:: Material provided ::
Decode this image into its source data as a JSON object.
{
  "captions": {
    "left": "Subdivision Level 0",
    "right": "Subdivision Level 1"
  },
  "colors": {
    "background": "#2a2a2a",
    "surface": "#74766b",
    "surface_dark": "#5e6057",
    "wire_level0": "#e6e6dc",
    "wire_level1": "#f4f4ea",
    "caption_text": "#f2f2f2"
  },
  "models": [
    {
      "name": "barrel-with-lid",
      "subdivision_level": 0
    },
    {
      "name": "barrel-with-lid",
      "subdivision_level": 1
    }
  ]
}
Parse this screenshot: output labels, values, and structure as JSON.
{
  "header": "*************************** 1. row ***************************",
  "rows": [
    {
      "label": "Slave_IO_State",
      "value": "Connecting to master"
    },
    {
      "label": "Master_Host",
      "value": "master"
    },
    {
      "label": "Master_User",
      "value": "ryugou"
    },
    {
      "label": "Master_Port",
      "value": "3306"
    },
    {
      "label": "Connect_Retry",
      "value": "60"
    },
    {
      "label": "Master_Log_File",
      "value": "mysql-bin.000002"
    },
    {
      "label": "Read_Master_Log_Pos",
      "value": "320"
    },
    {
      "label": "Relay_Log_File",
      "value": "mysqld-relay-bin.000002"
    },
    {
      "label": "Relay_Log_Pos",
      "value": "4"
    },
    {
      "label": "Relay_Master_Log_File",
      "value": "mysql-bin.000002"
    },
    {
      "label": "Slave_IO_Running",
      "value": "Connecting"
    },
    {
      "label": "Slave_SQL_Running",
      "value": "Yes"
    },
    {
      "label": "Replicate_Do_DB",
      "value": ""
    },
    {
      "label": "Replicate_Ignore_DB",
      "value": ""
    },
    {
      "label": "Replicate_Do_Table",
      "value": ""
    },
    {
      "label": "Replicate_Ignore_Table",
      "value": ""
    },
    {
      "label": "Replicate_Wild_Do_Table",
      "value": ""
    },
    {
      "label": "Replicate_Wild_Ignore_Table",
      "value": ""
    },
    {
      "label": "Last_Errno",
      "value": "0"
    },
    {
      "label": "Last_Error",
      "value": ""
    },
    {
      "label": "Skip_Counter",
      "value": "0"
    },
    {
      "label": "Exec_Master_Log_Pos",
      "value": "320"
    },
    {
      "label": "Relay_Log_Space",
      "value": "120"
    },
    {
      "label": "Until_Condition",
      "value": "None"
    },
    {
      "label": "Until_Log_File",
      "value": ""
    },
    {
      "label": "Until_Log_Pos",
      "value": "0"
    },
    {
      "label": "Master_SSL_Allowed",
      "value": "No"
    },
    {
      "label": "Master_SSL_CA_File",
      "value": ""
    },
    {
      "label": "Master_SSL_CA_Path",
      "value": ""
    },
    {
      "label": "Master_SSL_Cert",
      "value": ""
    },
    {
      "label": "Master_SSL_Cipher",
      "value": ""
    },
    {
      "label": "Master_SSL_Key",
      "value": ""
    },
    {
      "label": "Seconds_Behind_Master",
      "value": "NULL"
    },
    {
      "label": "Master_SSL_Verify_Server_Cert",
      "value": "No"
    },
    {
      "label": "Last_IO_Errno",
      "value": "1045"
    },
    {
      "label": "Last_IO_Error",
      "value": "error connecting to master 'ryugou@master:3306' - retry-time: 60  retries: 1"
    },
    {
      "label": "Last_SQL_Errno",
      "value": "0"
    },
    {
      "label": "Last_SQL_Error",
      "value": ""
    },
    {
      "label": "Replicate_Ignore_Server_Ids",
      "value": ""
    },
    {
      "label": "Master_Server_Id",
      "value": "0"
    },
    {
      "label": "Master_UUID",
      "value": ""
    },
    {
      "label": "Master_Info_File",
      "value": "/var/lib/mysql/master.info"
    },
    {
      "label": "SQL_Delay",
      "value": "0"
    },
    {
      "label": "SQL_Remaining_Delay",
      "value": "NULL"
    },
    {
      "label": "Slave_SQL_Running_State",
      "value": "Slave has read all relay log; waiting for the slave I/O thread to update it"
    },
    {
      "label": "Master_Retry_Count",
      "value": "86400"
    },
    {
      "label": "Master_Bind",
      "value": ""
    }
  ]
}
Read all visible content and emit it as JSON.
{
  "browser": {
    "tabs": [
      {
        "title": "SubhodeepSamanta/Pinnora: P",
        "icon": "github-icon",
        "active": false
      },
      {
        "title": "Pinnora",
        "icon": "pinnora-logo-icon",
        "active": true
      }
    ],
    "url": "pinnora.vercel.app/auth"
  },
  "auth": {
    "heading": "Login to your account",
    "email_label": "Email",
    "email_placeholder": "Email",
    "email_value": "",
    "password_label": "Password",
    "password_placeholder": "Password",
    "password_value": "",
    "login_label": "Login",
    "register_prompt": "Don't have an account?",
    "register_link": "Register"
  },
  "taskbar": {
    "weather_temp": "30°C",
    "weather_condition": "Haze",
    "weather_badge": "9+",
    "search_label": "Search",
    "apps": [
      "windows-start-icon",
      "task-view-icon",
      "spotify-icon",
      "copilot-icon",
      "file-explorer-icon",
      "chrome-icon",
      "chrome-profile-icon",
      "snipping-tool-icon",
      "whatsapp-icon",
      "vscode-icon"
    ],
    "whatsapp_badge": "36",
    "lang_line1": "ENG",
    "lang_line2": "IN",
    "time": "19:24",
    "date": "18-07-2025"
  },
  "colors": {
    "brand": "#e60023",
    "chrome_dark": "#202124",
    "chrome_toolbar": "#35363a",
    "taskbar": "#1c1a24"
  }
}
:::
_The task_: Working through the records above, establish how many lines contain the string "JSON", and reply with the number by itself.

_Response for this exercise_: 3